In January 2022 the Welsh Government announced that the implementation of the Renting Homes (Wales) Act 2016 would be introduced into law on the 15th of July 2022. This is now, however, not going to happen as communicated.
Julie James MS, Minister for Climate Change announced on the 30th of May that implementation would be delayed until the 1st of December 2022 in an announcement:
“In January I announced my intention to bring into force the provisions of the Renting Homes (Wales) Act 2016 on 15 July 2022.
However, I have over recent months received representations from landlords, and particularly social landlords, who have requested that implementation of the Act be delayed. As such, and in the light of the unprecedented pressures they face, including Covid recovery and supporting those who are fleeing the war in Ukraine, I have decided to postpone implementation of the Act until 1st December 2022. This will allow more time for landlords to complete the necessary preparations ahead of implementation. Wholesale reform of the type that the Renting Homes (Wales) Act is bringing about happens only very rarely – perhaps once in a generation. I want to do all I can to ensure landlords have adequate time to make the necessary preparations to comply with the requirements of the Act.
I appreciate that this delay, relatively short though it is, will be a source of frustration to some of our partners, especially those who are anxious to see the enhanced protections for tenants the Act will deliver.
I share those frustrations, but I recognise that preparing new occupation contracts and ensuring that properties meet the fitness standards set out in the legislation are major undertakings, particularly for those landlords responsible for a large number of properties and tenants. I also accept that landlords from both private and public sectors, as well as letting agents and other stakeholders, would benefit from additional time to familiarise themselves with the various pieces of subordinate legislation – the final tranche of which are due to be made in July – before commencement.”
Renting Homes (Wales) Act changes
Given the statement and the delays, it is fair to say that the size and scope of the changes are large, but what are they? In summary:
- Tenancy agreements will be replaced with occupancy contracts and tenants will be called contract holders.
- All contracts must follow a similar format:
- Key matters
- Fundamental terms
- Supplementary terms
- Additional terms
- This contract will be in the form of a written statement containing all the terms of the contract and must be provided within 14 days of the contract starting
- No fault evictions must have a 6 month notice period and cannot be served in the first 6 months of the contract, effectively making the minimum term 12 months.

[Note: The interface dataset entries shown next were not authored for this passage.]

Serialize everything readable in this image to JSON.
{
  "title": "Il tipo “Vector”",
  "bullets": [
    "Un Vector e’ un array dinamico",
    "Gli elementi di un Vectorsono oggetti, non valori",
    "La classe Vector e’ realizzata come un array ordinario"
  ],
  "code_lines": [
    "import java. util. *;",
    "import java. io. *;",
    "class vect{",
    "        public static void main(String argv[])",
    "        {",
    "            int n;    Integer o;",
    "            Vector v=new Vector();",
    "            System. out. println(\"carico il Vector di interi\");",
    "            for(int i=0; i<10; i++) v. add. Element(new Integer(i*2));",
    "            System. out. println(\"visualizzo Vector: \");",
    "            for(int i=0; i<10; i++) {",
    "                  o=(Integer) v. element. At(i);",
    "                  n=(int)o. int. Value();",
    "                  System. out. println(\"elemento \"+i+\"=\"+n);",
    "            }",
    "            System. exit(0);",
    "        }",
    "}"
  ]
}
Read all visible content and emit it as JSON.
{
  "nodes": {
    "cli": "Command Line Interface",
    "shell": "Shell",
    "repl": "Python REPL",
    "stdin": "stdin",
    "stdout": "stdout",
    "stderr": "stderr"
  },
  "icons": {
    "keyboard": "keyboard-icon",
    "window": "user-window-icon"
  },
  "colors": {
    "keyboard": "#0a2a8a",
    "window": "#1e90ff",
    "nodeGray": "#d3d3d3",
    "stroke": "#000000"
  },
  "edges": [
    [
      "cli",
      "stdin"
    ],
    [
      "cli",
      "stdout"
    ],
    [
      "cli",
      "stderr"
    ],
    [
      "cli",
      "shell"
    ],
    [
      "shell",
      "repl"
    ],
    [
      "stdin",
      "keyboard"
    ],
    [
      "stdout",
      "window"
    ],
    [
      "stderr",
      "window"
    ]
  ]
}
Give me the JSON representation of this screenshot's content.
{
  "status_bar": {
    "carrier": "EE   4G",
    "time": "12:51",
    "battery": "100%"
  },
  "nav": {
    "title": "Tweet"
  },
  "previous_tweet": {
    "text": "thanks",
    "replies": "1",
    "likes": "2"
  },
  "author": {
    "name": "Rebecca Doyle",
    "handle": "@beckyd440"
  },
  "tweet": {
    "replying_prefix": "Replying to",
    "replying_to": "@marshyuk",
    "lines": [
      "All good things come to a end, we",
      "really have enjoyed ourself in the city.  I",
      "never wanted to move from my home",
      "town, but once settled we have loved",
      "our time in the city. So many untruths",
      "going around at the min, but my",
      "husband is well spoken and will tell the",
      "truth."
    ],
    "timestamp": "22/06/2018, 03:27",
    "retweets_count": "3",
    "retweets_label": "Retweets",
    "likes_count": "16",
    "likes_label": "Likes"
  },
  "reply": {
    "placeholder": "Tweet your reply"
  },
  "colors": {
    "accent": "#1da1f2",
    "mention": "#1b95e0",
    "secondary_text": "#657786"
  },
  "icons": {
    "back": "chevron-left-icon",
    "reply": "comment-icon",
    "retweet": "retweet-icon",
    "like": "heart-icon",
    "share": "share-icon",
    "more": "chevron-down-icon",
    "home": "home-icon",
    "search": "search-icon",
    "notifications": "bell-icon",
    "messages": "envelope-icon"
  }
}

No fault notices cannot be given unless the landlord is registered and licenced with Rent Smart and has complied with deposit protection rules
- Where the contract holder is in breach of the contract a minimum of 1 month’s notice must be given
- Landlord break clauses can only be used in contracts where there is a fixed term of 2 years or more and cannot be used within the first 18 months
- All properties must be fit for human habitation and if they are not, no rent is payable for the period during which the property is uncompliant
- There will be enhanced succession rights to the contract with a primary and reserve successor
- If the property is abandoned, a landlord will be able to repossess the property without a court order
The Renting Homes (Wales) Act 2016 is a significant piece of legislation which far reaching implications on the private rented sector in Wales. This delay to implementation is a recognition of that and aims to give landlords, their agents and tenants time to prepare to ensure they can meet the new requirements.